TASK ITEM: Please find the lines in the entries below that contain the word "Traffic", and copy each one.
___ EXTRACTED ENTRIES
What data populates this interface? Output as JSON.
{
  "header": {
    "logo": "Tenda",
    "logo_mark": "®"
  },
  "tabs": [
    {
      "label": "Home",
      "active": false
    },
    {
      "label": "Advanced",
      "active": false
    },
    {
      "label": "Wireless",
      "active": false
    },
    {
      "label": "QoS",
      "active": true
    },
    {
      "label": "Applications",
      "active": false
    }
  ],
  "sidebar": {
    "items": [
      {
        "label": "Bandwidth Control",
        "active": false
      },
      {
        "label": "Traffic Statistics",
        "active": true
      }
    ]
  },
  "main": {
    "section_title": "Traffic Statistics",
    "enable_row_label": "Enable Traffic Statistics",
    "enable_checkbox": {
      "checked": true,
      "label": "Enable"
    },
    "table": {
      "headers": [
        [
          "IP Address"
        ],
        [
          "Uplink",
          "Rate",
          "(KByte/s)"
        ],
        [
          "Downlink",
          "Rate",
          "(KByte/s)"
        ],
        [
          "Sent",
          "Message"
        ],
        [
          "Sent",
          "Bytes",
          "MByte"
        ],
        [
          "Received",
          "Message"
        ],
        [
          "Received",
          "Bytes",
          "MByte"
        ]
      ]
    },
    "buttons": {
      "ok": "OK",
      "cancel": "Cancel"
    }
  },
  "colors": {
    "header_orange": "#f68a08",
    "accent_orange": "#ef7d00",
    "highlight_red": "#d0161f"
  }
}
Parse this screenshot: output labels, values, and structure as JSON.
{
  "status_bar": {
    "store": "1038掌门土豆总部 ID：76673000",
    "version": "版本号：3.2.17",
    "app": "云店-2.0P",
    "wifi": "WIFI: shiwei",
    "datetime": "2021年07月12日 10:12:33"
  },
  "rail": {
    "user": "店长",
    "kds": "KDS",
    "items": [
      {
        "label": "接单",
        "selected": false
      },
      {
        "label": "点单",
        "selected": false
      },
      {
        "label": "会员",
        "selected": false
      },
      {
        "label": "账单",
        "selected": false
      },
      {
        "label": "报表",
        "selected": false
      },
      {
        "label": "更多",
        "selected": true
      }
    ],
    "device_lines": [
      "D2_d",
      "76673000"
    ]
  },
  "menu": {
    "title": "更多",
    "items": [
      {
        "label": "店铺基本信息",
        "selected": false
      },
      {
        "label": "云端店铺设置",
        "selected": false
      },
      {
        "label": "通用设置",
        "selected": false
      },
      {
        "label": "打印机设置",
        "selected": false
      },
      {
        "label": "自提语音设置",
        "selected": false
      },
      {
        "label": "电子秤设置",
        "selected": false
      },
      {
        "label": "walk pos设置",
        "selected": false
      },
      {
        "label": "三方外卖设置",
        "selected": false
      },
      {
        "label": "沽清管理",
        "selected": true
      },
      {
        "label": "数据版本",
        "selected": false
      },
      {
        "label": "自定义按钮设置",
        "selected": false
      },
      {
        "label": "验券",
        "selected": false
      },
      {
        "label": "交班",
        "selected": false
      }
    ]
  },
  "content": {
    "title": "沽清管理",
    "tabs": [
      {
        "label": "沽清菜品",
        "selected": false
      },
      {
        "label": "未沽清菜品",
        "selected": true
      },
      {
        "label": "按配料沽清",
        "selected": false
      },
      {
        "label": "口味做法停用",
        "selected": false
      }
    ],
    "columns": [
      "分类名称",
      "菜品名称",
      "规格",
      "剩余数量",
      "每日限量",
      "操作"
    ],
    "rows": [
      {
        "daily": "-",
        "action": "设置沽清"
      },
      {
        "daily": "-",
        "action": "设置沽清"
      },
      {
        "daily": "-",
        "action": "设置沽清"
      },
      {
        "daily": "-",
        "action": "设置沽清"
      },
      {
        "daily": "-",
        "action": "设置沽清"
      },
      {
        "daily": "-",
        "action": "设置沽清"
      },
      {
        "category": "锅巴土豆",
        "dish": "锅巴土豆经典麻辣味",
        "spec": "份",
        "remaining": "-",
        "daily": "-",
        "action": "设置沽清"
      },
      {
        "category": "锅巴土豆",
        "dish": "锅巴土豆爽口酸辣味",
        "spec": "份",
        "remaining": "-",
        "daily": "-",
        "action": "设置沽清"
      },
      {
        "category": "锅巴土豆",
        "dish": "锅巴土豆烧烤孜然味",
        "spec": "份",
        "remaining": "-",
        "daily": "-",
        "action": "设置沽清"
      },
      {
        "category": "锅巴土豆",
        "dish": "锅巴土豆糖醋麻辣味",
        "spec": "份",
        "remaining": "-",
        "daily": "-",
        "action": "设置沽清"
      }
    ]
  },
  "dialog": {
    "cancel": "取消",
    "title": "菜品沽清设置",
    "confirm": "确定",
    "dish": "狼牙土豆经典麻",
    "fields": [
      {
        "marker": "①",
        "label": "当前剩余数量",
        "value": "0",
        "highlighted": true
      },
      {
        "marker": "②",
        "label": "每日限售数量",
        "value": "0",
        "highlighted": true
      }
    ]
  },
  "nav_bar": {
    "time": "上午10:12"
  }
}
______
COMPLETED TASK:
        "label": "Traffic Statistics",
    "section_title": "Traffic Statistics",
    "enable_row_label": "Enable Traffic Statistics",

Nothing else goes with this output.